In January 2010, a team of eight University of Cincinnati journalism students began developing a print magazine concept that would eventually take form online as Verge Magazine. They spent tireless hours in brainstorming meetings, generating story ideas and dreaming up a publication that would appeal to a diverse, college-educated audience of urban-dwelling 20-somethings. They were each imprinted with unique life stories: Most were traditionally aged college students, but others had returned to school after working in the “real world” for several years. Two were already parents; one was considering adoption. Some were into sports, arts or fashion; others were hard-to-peg individualists who loved the randomness and weirdness of modern urban life. They were skateboarders, do-it-yourselfers, wannabe entrepreneurs and video-game addicts. They worked together beautifully.
As different as they were, they had a lot in common, too. They all were dealing with the typical stresses and worries of college students, from saving money to balancing school and life, to making plans for a future career. They were managing relationships, juggling jobs, taking on leadership roles in their communities, and trying to make a meaningful mark in life through their writing, photography and design. Verge emerged from their shared visions, and their purposeful, creative collaboration.
The fingerprints of Verge‘s founding staff (editors Jathan Fink, Meg Groves, Jac Kern, Corey Gibson, Desire’ Bennett, Chris Reid, Marielle Murphy and designer Andrea Schwallie) are all over the magazine’s DNA. This project grew out of their talent, dedication and devotion.
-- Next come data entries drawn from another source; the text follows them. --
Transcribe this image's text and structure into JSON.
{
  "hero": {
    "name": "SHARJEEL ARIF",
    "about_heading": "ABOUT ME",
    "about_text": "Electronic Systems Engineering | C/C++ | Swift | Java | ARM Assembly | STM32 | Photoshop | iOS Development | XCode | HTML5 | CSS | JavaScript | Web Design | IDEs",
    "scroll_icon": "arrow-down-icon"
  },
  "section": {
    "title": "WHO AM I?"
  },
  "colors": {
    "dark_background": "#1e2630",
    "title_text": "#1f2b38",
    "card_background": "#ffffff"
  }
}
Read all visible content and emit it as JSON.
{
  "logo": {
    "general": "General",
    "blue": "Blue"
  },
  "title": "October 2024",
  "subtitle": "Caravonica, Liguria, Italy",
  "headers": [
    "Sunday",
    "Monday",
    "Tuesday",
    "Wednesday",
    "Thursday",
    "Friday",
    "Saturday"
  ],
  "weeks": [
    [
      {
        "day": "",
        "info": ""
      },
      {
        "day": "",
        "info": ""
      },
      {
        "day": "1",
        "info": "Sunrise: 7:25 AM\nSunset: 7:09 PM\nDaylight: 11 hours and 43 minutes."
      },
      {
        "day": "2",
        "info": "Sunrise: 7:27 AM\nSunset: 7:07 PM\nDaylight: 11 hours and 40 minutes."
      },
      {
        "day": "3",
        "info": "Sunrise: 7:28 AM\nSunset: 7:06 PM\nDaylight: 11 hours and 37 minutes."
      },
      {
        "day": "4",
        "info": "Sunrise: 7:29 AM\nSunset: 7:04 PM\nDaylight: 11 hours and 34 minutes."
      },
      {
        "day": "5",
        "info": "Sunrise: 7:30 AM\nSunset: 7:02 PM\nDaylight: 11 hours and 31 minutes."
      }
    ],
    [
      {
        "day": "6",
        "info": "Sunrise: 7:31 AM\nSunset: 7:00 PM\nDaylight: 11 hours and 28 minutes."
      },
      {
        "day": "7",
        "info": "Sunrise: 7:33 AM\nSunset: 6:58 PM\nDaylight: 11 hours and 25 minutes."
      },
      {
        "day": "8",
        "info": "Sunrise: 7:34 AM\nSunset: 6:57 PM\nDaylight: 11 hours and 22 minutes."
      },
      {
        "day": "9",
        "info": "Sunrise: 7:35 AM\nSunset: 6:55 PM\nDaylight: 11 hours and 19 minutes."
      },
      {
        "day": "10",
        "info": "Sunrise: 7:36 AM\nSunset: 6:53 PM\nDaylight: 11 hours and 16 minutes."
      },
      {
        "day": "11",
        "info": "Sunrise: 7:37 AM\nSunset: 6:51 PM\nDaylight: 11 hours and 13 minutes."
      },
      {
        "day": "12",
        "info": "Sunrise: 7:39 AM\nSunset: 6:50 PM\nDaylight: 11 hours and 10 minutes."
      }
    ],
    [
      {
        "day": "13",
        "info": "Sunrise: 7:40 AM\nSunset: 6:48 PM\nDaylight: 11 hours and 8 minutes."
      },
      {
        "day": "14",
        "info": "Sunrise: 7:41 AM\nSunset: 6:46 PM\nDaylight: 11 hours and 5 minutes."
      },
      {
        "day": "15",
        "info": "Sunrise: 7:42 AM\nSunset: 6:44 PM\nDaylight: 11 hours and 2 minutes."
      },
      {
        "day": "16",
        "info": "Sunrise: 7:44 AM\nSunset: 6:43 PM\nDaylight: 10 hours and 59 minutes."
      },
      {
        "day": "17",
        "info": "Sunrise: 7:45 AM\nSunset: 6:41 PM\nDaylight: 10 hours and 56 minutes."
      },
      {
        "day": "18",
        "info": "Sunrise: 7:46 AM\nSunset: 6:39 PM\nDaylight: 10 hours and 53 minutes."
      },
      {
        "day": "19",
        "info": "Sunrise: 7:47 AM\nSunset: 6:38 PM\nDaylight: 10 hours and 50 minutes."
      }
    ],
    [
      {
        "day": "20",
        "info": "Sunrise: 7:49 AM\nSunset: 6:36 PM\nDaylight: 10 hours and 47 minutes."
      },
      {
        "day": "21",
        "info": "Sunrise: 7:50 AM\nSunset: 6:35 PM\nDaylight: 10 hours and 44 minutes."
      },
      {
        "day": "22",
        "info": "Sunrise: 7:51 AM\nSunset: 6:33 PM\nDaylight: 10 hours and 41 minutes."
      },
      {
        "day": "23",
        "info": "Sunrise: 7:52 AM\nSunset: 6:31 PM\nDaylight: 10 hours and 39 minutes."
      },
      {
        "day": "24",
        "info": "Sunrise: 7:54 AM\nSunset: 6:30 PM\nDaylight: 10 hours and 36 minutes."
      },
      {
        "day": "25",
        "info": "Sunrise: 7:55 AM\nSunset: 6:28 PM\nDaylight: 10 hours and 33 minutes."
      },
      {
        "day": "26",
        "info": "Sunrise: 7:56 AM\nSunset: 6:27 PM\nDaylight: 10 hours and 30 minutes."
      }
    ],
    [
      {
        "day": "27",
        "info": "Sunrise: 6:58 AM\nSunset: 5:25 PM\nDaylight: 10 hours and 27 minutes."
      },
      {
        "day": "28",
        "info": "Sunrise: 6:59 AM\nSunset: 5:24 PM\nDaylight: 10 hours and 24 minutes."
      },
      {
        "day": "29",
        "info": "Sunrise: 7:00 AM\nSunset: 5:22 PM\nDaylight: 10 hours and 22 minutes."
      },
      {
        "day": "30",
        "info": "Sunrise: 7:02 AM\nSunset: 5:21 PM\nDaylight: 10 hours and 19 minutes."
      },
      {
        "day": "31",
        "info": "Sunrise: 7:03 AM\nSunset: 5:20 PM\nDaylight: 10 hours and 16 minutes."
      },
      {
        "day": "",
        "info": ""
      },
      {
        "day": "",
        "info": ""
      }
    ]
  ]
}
Since then, it’s been carefully tended to by other UC journalism students who have followed in their footsteps–all with the intent of making that original concept become a reality.
It has been my pleasure to work with all of them, and I can’t wait to see the idea grow and develop over time.